What are some things you personally pray for? I hear people pray for healing, for successful surgeries, for health, for safe travels, for blessings on meetings and events. It seems many of us, including me, look at prayer as something to do only when there are health issues or we want God to bless “our” efforts and work.

There are also people who pray for so much more than just physical healing or ailments. They go straight to the human condition, adding in spiritual, emotional, mental, AND physical healing and wholeness for those they love and those they consider to be enemies.

Going back over this passage today, we can see what it was that Paul was praying for. Bottom line is, he prayed for the power of God to be evident in each person so that we remember who we belong to and what it is we truly work for. So Paul begins by saying he thanks God for each person. What a great prayer. A simple “thank you” prayer. Lately I have found myself praying and giving thanks for the challenging people and situations in my life. It has helped me to see them and work with them as children of God, brothers and sisters in Christ. Not everyone or everything will go smoothly, but we can thank God because He is with us and is also with the other people.

He also goes on to say he prays for the spirit of wisdom so that God is made known to the people. We should do this today so that others come to know the joy that is found in Jesus Christ. Who do you know that you can pray for to come to faith? Have you prayed for yourself in this area for your faith to become stronger?

Paul also basically prays for the light of Jesus Christ to be shown through each believer so that the incredible power of God will be made known among those around us. Think about this, Paul has been beaten and has been imprisoned, shipwrecked, thrown out-of-town, mocked, ridiculed, and so much more. Through all of this he ca still praise God and give thanks for the people. Many of his converts were also people who did some of the things to him. Think of the forgiveness Paul had in his heart. He remembered he was no where near perfect, and this helped him to pray for all people, give thanks for them AND for God’s power and presence to be made known in them and through them.

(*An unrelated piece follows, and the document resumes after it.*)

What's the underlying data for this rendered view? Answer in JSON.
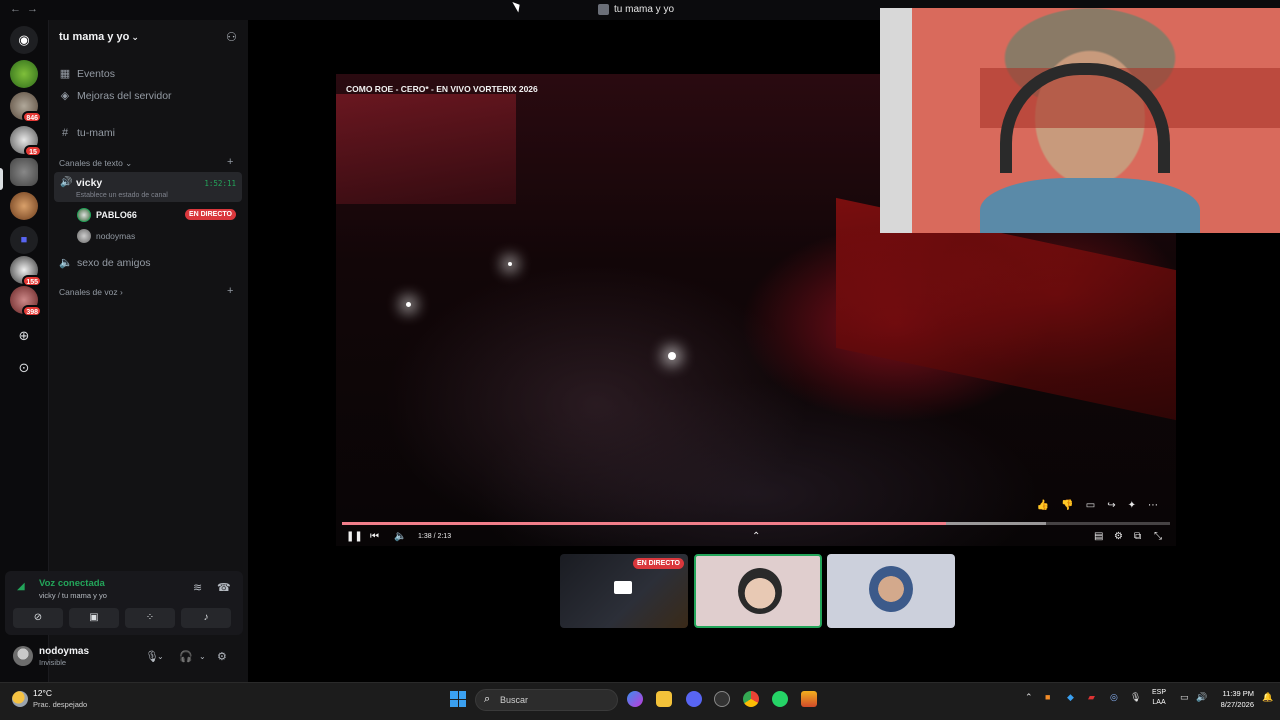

We are challenged daily to go beyond superficial prayers, through we need to continue praying for physical healing and safety; but we should also look toward the spiritual realm, the emotional realm, the mental and relational. God is so incredible and big enough to handle things we may not want to lift up. This is part of the power of the gospel.

#TheGospelChangesUs